The American School Counselor Association recommends a maximum school counselor-to-student ratio of one to 250. I know from experience that extremely high student need makes that ratio meaningless. Almost all of these students needed help in order to be ready to learn. Their needs tripled the feel of our enrollment.

This frequent mismatch between need and numbers puts school counselors like me in the position to do a great disservice to so many students. As the only counselor available, a seemingly small mishap with a task as crucial as graduation certification or credit monitoring could have spelled disaster for a student. I know some seniors missed certain financial aid opportunities and application deadlines, and some ninth, 10th, and 11th graders could have used more academic intervention to help them transition to the next grade level successfully.

My success at keeping our promotion and college admissions rates on the upswing was largely due to my outreach and partnership with community-based organizations that helped support several of our students. Had it not been for their assistance, I wouldn’t have achieved anything near what I did.

I’m still a counselor at my small school, and some aspects of the job have gotten easier with time. I love my job, which I think of as the most rewarding yet intense position in the building. But I still believe that there is almost no case in which only one counselor should be available for students.

Principals and school leaders directly involved with the budget must make sure to effectively analyze the needs of their student population, and advocate for an appropriately sized counseling staff. Small schools face real funding constraints. But ones serving students like mine need more than they’ve gotten.

Students’ social and emotional development and their academic success go hand in hand. Let’s not make the mistake of conflating enrollment numbers with need.

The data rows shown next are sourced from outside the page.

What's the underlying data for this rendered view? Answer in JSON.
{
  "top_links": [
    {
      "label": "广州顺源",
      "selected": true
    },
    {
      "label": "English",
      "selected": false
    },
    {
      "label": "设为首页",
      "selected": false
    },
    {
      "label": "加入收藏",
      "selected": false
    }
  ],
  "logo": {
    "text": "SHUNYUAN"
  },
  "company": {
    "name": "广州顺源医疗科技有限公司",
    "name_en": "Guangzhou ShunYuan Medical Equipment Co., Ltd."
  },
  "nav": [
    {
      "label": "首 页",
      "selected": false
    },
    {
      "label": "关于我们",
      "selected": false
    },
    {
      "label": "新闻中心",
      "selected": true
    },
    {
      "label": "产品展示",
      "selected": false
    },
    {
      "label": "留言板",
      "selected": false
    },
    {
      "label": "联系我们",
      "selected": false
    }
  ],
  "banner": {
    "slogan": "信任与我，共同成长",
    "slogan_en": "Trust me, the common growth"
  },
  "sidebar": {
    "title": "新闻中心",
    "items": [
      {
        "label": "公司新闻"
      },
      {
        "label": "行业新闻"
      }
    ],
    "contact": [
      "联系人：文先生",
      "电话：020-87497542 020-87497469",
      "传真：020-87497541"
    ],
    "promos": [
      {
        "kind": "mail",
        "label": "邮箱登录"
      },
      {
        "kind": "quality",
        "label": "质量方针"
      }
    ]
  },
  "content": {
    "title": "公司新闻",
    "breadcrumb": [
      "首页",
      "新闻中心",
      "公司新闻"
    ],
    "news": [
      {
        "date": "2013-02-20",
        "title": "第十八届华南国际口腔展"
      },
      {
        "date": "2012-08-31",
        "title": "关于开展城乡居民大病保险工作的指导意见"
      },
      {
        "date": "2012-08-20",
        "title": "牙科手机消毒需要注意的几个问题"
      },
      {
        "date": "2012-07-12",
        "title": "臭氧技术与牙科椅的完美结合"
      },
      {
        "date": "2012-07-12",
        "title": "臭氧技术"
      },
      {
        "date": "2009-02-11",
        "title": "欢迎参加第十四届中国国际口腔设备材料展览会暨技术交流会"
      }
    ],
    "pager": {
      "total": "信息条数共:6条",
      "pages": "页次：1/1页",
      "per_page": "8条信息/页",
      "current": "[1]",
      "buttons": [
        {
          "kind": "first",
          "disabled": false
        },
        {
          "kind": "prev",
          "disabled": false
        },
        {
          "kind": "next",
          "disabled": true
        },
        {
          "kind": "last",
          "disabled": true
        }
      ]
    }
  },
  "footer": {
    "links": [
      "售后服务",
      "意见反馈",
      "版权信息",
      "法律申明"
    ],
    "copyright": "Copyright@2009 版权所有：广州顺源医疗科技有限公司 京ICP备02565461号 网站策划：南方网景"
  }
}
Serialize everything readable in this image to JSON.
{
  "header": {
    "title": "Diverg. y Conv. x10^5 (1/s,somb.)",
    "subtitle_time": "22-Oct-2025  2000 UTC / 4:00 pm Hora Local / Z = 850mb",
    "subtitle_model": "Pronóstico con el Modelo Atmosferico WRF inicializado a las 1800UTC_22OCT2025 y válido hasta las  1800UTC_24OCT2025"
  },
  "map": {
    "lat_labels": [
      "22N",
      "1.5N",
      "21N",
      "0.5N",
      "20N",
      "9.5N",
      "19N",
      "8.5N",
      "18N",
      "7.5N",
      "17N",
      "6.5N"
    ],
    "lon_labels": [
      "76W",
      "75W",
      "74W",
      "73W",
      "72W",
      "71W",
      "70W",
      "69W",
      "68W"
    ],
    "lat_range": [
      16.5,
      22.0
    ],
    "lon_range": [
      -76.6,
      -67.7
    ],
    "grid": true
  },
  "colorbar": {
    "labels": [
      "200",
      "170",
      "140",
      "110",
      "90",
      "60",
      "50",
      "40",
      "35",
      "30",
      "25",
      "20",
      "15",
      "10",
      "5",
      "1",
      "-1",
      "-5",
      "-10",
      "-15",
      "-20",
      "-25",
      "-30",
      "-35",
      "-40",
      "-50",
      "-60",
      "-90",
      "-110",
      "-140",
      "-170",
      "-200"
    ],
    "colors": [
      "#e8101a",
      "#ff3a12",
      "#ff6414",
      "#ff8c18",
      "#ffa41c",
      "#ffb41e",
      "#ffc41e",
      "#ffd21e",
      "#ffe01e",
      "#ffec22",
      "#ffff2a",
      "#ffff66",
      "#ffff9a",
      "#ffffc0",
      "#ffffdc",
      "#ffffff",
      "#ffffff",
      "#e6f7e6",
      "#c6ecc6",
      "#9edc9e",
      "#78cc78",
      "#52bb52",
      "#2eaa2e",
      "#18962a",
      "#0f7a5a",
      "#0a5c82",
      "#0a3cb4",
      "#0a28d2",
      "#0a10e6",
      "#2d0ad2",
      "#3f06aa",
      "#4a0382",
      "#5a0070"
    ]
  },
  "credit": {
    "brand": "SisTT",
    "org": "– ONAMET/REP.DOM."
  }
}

Danisha Baughan is a high school counselor and college advisor. She received her masters in school counseling in May 2010 and has held elementary, middle, and high school counseling positions since then.